It wasn’t supposed to happen here. Not in Austin, a one-doctor-and-an-ice-cream-shop town of 4,200 in southeastern Indiana, nestled off Interstate 65 on the road from Indianapolis to Louisville, where dusty storefronts sit vacant and many residents, lacking cars, walk to the local market. Not in rural, impoverished Scott County, which had reported fewer than five new cases of HIV infection each year, and just three cases in the past six years. Not in a state where, of the 500 new cases reported annually, only 3 percent are linked to injection drug use.

But it did. And it could happen in many more backwoods towns just as unprepared as Austin.

As the largest HIV/AIDS outbreak in Indiana’s history roils this Hoosier hamlet, it reflects the changing face of the epidemic in the U.S., as a disease that once primarily afflicted gays and minorities in deep-blue cities rises in rural red states. This new evolution of HIV is also forcing a new generation of Republican policymakers to confront its orthodox opposition to remedies such as government-funded needle-exchange programs.
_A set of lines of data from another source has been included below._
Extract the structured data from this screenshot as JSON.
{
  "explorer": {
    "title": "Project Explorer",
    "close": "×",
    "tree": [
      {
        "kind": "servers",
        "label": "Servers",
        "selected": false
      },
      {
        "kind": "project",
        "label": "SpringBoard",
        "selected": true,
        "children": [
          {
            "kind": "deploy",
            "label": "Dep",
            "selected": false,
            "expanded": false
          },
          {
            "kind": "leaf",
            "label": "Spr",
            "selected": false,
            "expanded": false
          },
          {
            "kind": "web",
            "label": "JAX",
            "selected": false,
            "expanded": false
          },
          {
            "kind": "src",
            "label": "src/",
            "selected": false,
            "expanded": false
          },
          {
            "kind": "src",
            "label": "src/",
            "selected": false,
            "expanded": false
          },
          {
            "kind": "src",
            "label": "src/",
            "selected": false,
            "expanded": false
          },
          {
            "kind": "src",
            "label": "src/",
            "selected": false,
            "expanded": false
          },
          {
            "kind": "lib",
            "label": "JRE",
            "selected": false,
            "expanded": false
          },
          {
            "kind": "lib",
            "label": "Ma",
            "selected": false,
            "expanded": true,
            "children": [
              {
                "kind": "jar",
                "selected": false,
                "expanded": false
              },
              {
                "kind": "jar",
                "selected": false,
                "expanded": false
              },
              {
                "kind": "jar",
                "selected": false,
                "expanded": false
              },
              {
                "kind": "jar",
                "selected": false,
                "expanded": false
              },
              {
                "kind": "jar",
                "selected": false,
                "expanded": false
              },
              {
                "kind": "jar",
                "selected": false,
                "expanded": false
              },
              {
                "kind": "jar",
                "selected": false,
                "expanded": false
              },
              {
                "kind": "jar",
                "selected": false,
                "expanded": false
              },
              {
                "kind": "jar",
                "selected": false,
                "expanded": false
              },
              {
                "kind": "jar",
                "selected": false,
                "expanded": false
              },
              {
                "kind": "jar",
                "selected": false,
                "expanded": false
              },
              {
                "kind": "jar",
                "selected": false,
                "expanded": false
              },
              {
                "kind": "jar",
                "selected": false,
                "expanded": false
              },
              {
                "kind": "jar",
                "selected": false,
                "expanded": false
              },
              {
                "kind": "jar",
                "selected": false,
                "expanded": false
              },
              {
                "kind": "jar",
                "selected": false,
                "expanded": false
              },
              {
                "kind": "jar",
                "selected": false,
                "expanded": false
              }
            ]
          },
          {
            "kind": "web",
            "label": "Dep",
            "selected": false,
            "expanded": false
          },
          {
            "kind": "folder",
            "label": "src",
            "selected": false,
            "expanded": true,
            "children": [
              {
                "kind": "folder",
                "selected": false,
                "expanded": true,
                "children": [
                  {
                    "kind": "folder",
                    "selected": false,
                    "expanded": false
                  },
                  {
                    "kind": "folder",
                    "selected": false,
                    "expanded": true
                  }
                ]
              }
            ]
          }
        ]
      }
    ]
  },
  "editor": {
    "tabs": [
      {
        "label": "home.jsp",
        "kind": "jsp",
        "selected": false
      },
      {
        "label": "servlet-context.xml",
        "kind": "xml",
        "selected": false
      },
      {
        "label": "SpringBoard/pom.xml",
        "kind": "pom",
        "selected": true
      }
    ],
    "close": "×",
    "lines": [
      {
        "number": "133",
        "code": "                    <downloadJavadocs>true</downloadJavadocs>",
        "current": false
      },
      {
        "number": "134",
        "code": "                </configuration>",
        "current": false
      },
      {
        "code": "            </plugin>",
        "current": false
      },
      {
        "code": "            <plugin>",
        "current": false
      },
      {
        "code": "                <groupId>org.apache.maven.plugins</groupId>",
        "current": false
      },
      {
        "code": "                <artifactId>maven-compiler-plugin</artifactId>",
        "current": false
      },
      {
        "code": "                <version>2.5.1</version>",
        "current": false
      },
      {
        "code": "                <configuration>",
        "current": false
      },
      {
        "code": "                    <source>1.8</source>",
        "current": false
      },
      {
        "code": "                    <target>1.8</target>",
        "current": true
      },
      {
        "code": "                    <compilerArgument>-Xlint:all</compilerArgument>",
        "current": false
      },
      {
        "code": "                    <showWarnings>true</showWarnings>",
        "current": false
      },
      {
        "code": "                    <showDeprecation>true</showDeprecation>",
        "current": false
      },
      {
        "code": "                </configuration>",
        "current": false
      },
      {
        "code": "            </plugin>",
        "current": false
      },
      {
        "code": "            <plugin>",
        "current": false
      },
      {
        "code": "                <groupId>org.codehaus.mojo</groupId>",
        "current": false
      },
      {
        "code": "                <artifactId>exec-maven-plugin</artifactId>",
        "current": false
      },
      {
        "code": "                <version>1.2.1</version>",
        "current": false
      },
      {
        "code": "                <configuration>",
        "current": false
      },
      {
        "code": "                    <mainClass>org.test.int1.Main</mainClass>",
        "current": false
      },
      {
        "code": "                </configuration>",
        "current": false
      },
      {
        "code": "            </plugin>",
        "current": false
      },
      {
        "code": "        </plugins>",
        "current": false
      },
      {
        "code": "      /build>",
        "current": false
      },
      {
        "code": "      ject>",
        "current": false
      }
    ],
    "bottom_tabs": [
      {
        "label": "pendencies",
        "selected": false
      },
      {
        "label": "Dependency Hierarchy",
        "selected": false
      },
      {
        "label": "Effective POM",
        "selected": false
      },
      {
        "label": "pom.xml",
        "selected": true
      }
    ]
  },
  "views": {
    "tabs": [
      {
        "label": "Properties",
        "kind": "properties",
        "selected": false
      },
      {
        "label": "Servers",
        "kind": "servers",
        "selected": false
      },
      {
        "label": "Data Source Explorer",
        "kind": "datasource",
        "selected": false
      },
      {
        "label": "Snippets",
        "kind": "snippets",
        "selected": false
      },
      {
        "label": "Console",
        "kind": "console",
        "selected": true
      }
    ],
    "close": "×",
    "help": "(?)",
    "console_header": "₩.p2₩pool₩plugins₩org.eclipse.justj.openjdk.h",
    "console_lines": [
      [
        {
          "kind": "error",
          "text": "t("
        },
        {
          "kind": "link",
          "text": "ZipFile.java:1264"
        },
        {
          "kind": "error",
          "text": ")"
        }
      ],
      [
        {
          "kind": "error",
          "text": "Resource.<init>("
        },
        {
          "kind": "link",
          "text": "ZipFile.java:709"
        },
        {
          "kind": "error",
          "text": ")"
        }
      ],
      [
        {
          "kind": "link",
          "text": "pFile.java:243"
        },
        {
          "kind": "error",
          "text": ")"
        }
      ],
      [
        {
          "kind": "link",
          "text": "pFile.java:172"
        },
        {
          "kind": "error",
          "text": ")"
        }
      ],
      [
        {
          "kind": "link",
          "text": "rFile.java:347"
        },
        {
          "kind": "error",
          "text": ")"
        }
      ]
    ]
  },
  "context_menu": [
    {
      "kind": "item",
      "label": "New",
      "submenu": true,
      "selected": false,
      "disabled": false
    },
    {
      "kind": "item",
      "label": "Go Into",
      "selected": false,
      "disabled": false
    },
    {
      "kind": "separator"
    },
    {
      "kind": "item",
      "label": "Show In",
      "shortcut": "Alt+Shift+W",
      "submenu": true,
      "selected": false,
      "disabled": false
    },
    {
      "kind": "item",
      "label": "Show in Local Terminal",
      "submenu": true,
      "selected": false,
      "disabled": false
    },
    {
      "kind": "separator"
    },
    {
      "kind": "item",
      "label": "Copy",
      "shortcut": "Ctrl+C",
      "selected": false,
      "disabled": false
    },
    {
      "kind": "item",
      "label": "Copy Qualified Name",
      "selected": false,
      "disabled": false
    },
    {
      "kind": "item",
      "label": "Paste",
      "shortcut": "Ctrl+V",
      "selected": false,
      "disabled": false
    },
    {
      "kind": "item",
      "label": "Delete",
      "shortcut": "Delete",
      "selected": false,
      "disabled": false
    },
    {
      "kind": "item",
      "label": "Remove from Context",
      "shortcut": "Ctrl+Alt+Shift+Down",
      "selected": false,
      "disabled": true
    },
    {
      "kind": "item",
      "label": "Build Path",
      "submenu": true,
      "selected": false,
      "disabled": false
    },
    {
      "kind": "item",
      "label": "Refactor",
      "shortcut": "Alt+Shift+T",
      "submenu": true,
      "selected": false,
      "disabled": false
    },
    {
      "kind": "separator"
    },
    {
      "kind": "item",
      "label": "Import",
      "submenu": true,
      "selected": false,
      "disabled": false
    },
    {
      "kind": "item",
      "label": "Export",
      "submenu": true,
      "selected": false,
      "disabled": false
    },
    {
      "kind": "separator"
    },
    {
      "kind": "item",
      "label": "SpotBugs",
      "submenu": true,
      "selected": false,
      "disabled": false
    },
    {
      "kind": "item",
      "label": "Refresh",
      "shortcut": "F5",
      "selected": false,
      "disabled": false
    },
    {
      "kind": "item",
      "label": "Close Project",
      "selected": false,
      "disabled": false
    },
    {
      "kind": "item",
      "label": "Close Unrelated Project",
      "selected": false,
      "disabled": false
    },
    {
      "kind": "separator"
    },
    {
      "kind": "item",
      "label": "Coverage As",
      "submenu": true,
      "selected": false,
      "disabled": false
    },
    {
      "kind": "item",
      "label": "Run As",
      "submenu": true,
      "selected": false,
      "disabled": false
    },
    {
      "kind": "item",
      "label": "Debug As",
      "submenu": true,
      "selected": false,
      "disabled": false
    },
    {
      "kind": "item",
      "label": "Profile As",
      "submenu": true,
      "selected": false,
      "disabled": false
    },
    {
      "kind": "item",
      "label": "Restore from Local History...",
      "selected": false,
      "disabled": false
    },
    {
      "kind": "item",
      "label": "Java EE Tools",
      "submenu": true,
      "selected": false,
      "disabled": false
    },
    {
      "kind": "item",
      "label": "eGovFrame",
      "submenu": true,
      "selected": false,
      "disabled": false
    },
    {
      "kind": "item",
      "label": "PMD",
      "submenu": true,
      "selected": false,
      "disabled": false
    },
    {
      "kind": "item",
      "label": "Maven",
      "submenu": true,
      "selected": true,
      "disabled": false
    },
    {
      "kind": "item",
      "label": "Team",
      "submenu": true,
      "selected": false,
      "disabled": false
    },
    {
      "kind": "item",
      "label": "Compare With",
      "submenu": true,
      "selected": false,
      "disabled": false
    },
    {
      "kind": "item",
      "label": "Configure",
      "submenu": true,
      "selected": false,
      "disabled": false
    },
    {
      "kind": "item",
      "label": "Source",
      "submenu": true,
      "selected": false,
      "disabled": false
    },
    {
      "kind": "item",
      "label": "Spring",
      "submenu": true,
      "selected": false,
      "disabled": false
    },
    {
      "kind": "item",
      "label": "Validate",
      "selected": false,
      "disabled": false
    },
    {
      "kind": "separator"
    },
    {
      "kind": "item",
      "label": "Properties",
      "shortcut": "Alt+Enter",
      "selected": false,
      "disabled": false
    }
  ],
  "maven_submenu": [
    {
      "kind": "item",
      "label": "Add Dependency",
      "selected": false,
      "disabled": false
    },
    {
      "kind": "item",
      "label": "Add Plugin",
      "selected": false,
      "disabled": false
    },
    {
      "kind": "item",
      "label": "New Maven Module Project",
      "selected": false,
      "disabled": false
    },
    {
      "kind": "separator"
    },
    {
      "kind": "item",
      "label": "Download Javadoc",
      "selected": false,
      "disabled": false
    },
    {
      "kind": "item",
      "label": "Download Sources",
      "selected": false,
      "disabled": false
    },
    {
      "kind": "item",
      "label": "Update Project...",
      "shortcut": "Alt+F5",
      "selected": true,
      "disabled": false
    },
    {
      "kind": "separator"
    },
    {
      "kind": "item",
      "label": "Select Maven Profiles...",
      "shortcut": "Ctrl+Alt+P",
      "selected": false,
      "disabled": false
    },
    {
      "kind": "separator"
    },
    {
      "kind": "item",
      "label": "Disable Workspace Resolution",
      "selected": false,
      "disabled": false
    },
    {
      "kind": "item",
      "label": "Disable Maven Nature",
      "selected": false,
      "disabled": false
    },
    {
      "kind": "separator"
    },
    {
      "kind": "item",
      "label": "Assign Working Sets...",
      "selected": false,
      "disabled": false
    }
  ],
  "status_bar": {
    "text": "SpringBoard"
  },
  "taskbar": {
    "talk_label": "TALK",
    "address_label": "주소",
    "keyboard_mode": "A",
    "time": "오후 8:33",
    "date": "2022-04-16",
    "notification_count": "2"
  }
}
Over the past decade, the virus cascaded from urban cities like San Francisco, New York and Washington, D.C., into poor, rural swaths of red states in middle America–opening a new front in the national fight against the spread of HIV. “It started in the coastal states among middle-class white gay men, and then the epidemic evolved into affecting more and more minorities in the South,” says Carlos del Rio, an AIDS researcher at Emory University in Atlanta. “Obviously, now the epidemic is changed. Now, what we’re seeing is it impacting the rural communities.”

In this Indiana burg, the virus is not spreading among networks of gay men, but in rapid, cluster-like fashion within jobless white families who inject prescription painkillers with dirty needles.

“This is an HIV outbreak in a rural setting that is linked to an injection drug use,” says Jennifer Walthall, Indiana’s deputy state health commissioner. “That hasn’t been seen in the U.S. to date.” Since November, Walthall’s state health department has identified 163 cases of new HIV infections, including three preliminary positives. Eighty percent also tested positive for hepatitis C. “This was not on the radar,” Walthall says.

In April, Walthall’s office, along with the Centers for Disease Control and Prevention, issued a health advisory to public health departments nationwide–a preemptive salvo to stave off similar outbreaks among injection drug users. The missive targeted health departments in rural counties east of the Mississippi River, where opioid abuse and needle-borne infections are spiking, according to the CDC.

Scott County’s outbreak was so severe that Indiana Gov. Mike Pence, long an opponent of funding needle exchanges as a member of Congress, issued an executive order in March that gave local health officials authority to establish a “limited and focused” 30-day needle exchange. Last Thursday, Jerome Adams, Indiana State Health Commissioner, declared a public health emergency in Scott County through May 2016, extending the needle exchange in Austin for another year. In Kentucky, where new HIV and hepatitis C infections are also skyrocketing, state lawmakers approved in March a law that would allow health departments and local governments to launch their own needle exchanges.

Such moves by Republican governors and legislators would have once been considered GOP heresy. A federal ban on funding such exchanges has deep roots. In 1988, during a debate over passage of the appropriations bill for the Departments of Labor, Health and Human Services, and Education, North Carolina Republican Sen. Jesse Helms introduced a rider that effectively banned federal funding of needle exchanges (specifically, the language applied to anything that “promote[d] or encourage[d] homosexual sexual activities”). A decade later, in 1998, President Bill Clinton’s administration endorsed the idea of needle exchanges–though didn’t go so far as to propose a reversal of the federal funding ban. “Well, as long as your needle is clean, what’s a little heroin or cocaine among friends?” then-House Speaker Newt Gingrich responded, sarcastically. “Your government would like to give you a free needle but doesn’t have the courage to do it.”

In December of 2009, President Barack Obama, backed by congressional Democrats, overturned the ban. And two years later, in 2011, House Republicans reinstated it.

I don’t think that I even need to comment.